After Jeffrey Deitch closed his SoHo gallery last June to become director of Los Angeles's MOCA, Keith Haring's estate was left without New York representation. But now the artist's estate has signed up with Barbara Gladstone, who told the New York Times that she has followed Haring's work since commissioning him to do his first set of prints in 1982. She called the development a "homecoming."
A representative for the Gladstone Gallery told ARTINFO that a Haring show is in the works for May at its 21st Street space. Gladstone also has a space on 24th Street, and one in Brussels, Belgium.
Many leading New York dealers have presented solo shows of Haring's work in recent years, including Van de Weghe Fine Art, Tony Shafrazi, and Deitch, who exhibited a 70-foot-long mural painted by the artist for San Francisco's South of Market Childcare Center in 1985.
Since Haring's death in 1990, his estate has been administered by the Keith Haring Foundation, which he established after being diagnosed with AIDS. The foundation has a twofold mission of supporting educational opportunities for underprivileged children and financing AIDS research and patient care.

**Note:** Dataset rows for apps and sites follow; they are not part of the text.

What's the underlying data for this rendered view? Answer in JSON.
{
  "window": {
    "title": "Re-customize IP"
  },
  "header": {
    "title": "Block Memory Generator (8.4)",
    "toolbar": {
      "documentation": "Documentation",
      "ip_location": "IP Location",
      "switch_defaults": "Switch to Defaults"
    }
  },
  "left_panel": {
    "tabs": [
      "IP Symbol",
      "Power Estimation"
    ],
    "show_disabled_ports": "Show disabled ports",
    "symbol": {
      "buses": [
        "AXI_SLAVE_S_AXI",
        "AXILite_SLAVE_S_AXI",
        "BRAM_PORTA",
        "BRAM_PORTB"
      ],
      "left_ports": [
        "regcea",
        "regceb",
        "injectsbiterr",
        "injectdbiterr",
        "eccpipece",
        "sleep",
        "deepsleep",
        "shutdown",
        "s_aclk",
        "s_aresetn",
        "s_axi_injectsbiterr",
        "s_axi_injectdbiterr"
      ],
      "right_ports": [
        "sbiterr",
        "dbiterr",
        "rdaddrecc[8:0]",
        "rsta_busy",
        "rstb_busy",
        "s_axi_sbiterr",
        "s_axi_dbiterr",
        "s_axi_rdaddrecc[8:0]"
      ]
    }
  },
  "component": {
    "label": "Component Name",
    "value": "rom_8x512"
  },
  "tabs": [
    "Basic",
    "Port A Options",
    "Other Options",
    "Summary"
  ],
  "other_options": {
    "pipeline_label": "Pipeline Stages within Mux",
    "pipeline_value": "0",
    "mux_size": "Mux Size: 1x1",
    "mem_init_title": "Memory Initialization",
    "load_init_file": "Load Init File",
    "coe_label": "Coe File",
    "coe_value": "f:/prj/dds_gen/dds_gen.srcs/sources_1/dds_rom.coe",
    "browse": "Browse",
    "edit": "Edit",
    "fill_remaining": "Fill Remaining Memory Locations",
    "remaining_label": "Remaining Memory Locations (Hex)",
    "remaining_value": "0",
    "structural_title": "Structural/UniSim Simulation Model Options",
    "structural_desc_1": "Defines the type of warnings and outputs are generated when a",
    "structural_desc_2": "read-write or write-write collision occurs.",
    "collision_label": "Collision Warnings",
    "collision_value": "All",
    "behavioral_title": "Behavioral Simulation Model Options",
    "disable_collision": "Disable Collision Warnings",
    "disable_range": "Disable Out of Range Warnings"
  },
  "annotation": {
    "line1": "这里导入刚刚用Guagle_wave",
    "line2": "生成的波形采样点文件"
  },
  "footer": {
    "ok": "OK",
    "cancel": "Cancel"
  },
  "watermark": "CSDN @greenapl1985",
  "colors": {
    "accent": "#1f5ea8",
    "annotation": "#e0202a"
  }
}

Haring's Pop-inflected, graffiti-inspired drawings have become emblematic of 1980s New York, and works authenticated by his foundation are very much in demand. At Phillips de Pury's June contemporary art sale in London, a Haring work from 1983 fetched £157,250 ($237,000).
In other Keith Haring-related news, residents of the Australian town of Collingwood outside Melbourne are currently debating whether or not to restore a faded mural that the artist created in 1984. A Facebook group called "Save the Keith Haring Mural" has attracted more than 5,000 members.